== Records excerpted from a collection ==
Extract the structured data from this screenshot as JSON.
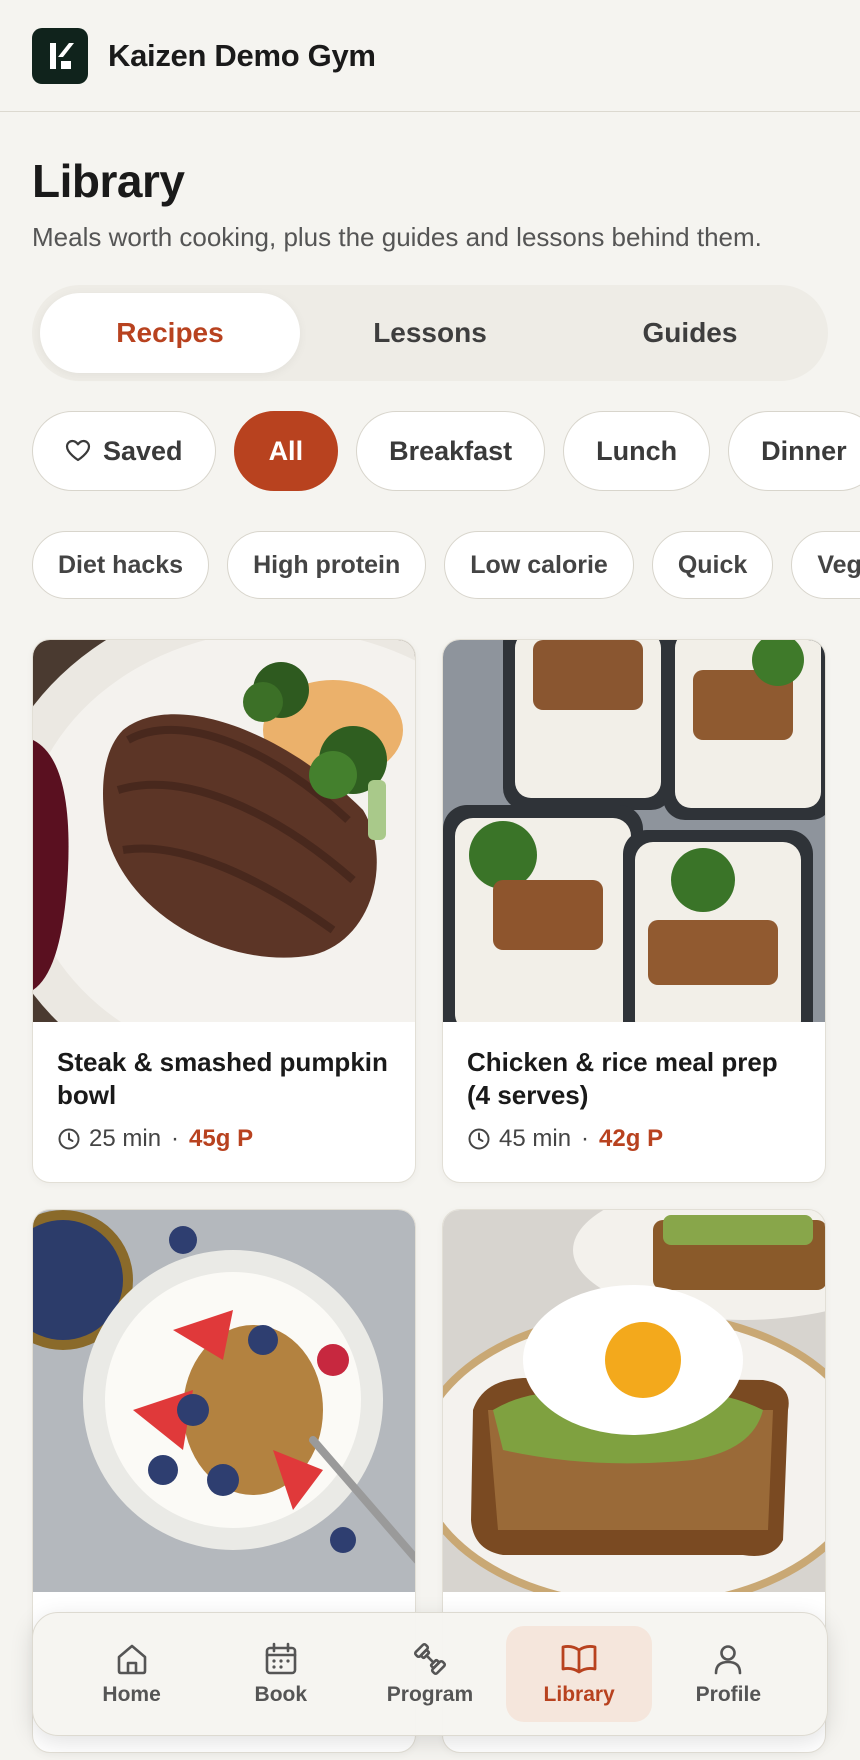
{
  "header": {
    "gym_name": "Kaizen Demo Gym"
  },
  "page": {
    "title": "Library",
    "subtitle": "Meals worth cooking, plus the guides and lessons behind them."
  },
  "tabs": [
    {
      "label": "Recipes",
      "active": true
    },
    {
      "label": "Lessons",
      "active": false
    },
    {
      "label": "Guides",
      "active": false
    }
  ],
  "meal_filters": [
    {
      "label": "Saved",
      "icon": "heart-icon"
    },
    {
      "label": "All",
      "active": true
    },
    {
      "label": "Breakfast"
    },
    {
      "label": "Lunch"
    },
    {
      "label": "Dinner"
    }
  ],
  "tag_filters": [
    "Diet hacks",
    "High protein",
    "Low calorie",
    "Quick",
    "Vegetarian"
  ],
  "recipes": [
    {
      "title": "Steak & smashed pumpkin bowl",
      "time": "25 min",
      "protein": "45g P"
    },
    {
      "title": "Chicken & rice meal prep (4 serves)",
      "time": "45 min",
      "protein": "42g P"
    },
    {
      "title": "",
      "time": "",
      "protein": ""
    },
    {
      "title": "",
      "time": "",
      "protein": ""
    }
  ],
  "bottom_nav": [
    {
      "label": "Home",
      "icon": "home-icon"
    },
    {
      "label": "Book",
      "icon": "calendar-icon"
    },
    {
      "label": "Program",
      "icon": "dumbbell-icon"
    },
    {
      "label": "Library",
      "icon": "book-open-icon",
      "active": true
    },
    {
      "label": "Profile",
      "icon": "user-icon"
    }
  ],
  "colors": {
    "accent": "#b8421f",
    "background": "#f5f4f0",
    "logo_bg": "#10231c"
  }
}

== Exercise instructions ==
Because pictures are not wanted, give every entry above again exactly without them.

== Result of this exercise ==
Extract the structured data from this screenshot as JSON.
{
  "header": {
    "gym_name": "Kaizen Demo Gym"
  },
  "page": {
    "title": "Library",
    "subtitle": "Meals worth cooking, plus the guides and lessons behind them."
  },
  "tabs": [
    {
      "label": "Recipes",
      "active": true
    },
    {
      "label": "Lessons",
      "active": false
    },
    {
      "label": "Guides",
      "active": false
    }
  ],
  "meal_filters": [
    {
      "label": "Saved",
      "icon": "heart-icon"
    },
    {
      "label": "All",
      "active": true
    },
    {
      "label": "Breakfast"
    },
    {
      "label": "Lunch"
    },
    {
      "label": "Dinner"
    }
  ],
  "tag_filters": [
    "Diet hacks",
    "High protein",
    "Low calorie",
    "Quick",
    "Vegetarian"
  ],
  "recipes": [
    {
      "title": "Steak & smashed pumpkin bowl",
      "time": "25 min",
      "protein": "45g P"
    },
    {
      "title": "Chicken & rice meal prep (4 serves)",
      "time": "45 min",
      "protein": "42g P"
    },
    {
      "title": "",
      "time": "",
      "protein": ""
    },
    {
      "title": "",
      "time": "",
      "protein": ""
    }
  ],
  "bottom_nav": [
    {
      "label": "Home",
      "icon": "home-icon"
    },
    {
      "label": "Book",
      "icon": "calendar-icon"
    },
    {
      "label": "Program",
      "icon": "dumbbell-icon"
    },
    {
      "label": "Library",
      "icon": "book-open-icon",
      "active": true
    },
    {
      "label": "Profile",
      "icon": "user-icon"
    }
  ],
  "colors": {
    "accent": "#b8421f",
    "background": "#f5f4f0",
    "logo_bg": "#10231c"
  }
}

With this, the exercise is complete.